• **WHAT THE TASK REQUIRES**: Count the lines below that include the word "true" and write that number alone.

### THE DATA ###

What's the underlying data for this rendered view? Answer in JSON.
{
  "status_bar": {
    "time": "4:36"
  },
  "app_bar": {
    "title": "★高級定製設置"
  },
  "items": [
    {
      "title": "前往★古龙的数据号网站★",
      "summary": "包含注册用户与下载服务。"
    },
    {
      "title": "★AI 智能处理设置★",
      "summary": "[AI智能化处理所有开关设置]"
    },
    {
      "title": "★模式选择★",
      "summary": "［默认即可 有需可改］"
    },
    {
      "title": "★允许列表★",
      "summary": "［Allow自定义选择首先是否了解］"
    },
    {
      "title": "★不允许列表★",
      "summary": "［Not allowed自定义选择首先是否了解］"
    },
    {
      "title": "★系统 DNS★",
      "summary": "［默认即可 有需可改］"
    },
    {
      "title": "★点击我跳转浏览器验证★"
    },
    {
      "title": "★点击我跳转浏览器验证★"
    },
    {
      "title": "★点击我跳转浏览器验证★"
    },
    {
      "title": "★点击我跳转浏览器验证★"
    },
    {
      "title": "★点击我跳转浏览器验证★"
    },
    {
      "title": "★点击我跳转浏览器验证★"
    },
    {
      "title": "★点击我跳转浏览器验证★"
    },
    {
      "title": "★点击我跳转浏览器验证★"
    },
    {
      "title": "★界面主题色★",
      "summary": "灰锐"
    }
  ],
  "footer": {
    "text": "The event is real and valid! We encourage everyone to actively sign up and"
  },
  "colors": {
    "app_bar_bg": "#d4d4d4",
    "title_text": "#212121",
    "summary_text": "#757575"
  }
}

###
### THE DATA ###

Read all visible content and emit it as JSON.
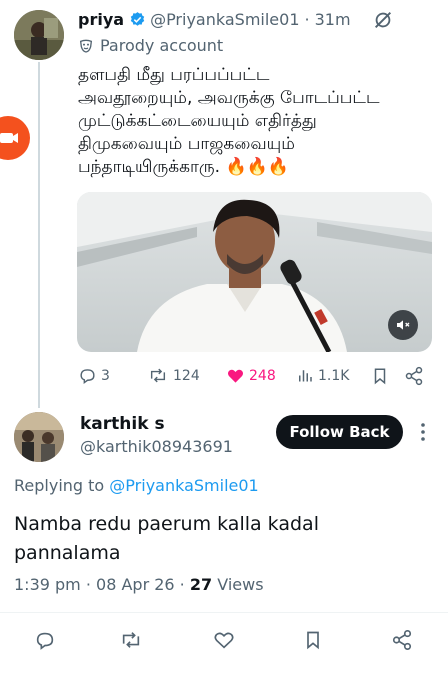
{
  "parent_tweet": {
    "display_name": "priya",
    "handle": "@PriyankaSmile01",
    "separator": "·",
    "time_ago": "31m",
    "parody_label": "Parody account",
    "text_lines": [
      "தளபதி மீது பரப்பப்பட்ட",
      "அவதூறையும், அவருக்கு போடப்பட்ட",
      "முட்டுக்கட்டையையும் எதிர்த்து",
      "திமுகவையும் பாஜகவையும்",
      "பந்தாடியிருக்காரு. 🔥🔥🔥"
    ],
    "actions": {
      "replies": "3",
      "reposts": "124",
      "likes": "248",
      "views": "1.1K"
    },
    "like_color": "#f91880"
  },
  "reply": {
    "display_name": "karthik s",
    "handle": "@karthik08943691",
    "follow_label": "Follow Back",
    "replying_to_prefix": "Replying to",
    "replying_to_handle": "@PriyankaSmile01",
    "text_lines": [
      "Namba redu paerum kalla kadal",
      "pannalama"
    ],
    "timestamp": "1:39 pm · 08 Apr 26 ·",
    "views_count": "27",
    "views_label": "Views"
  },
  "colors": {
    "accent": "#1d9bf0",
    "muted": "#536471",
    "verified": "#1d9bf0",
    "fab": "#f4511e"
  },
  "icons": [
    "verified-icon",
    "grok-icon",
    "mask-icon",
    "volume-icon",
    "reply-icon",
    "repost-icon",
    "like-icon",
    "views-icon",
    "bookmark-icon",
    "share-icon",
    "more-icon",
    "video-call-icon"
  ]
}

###
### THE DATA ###

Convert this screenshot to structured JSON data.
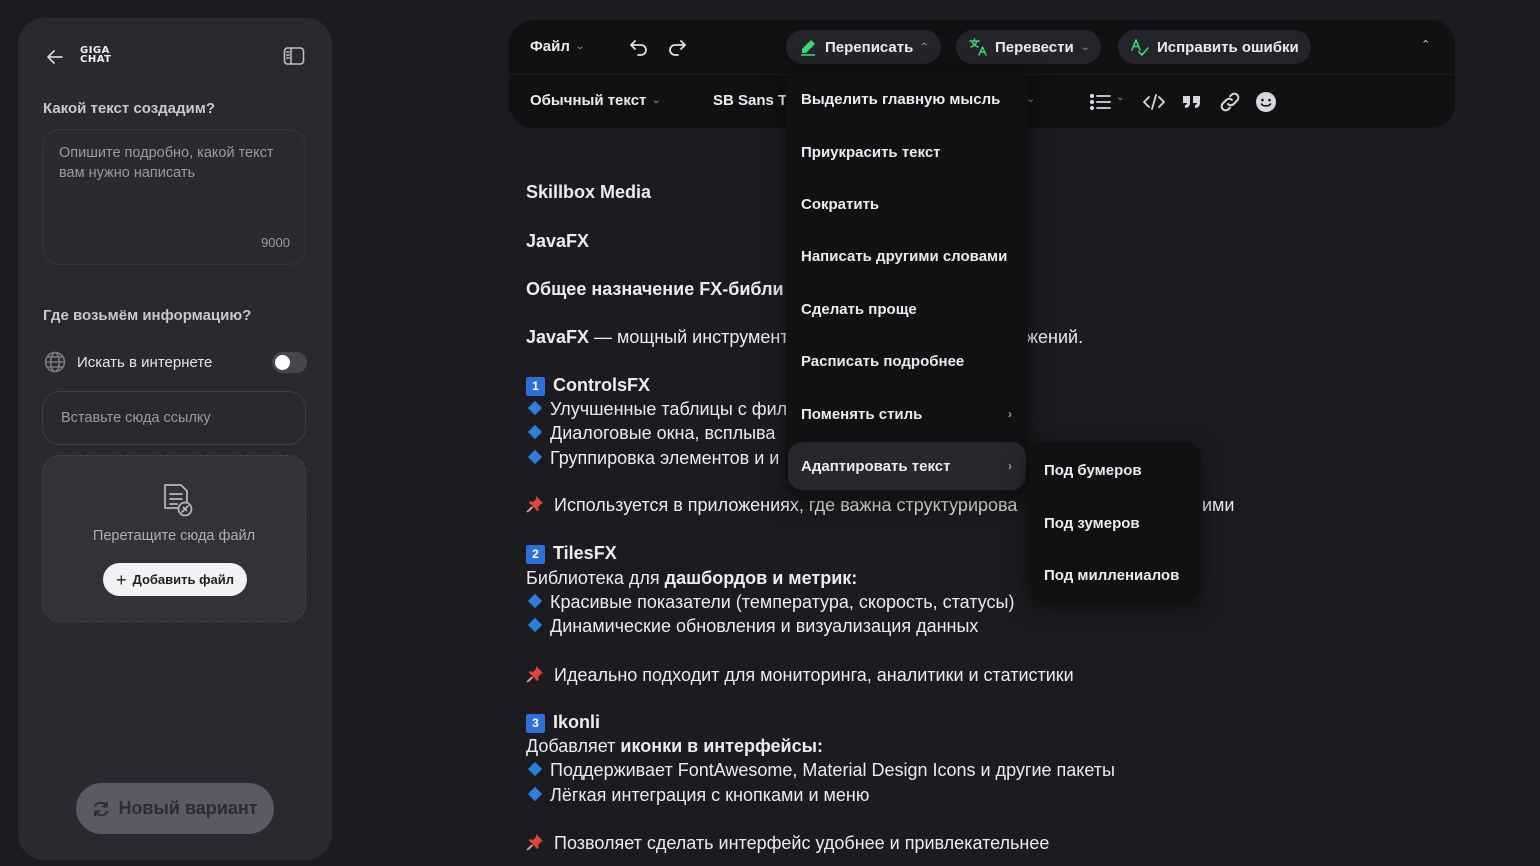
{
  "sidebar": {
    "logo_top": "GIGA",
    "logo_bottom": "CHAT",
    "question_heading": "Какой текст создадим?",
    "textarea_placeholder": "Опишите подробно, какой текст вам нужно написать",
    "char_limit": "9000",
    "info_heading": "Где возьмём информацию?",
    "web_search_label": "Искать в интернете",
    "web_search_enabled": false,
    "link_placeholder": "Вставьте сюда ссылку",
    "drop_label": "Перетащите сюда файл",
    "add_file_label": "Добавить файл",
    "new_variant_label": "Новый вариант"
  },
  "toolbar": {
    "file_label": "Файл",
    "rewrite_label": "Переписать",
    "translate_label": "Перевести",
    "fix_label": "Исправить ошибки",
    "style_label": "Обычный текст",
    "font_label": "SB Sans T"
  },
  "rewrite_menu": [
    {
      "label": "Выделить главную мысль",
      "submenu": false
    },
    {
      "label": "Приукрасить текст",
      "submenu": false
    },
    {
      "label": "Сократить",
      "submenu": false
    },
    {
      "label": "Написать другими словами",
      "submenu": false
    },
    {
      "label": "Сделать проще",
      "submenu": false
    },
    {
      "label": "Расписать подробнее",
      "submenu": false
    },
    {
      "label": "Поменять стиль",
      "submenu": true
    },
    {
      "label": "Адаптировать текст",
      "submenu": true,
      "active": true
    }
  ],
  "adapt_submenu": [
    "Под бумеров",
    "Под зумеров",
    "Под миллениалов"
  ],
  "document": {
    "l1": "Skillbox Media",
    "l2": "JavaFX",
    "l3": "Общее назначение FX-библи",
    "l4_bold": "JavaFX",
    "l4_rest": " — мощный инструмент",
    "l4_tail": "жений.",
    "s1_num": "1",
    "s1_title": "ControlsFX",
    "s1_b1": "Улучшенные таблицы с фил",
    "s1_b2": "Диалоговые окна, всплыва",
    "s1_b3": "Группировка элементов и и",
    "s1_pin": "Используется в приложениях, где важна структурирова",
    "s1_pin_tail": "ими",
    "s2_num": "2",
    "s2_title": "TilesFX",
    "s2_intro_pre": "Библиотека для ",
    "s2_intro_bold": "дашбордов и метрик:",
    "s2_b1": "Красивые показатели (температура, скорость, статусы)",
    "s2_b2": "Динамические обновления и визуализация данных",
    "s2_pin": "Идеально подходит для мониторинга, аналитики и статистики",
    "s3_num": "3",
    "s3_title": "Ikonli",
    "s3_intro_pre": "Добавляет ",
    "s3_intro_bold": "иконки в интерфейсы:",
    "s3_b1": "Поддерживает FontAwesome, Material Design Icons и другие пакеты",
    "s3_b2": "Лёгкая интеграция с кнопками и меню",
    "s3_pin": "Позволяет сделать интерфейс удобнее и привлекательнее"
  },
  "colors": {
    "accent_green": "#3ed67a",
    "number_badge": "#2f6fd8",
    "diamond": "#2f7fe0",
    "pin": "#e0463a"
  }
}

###

• **ANSWER TO THIS PROBLEM**: 3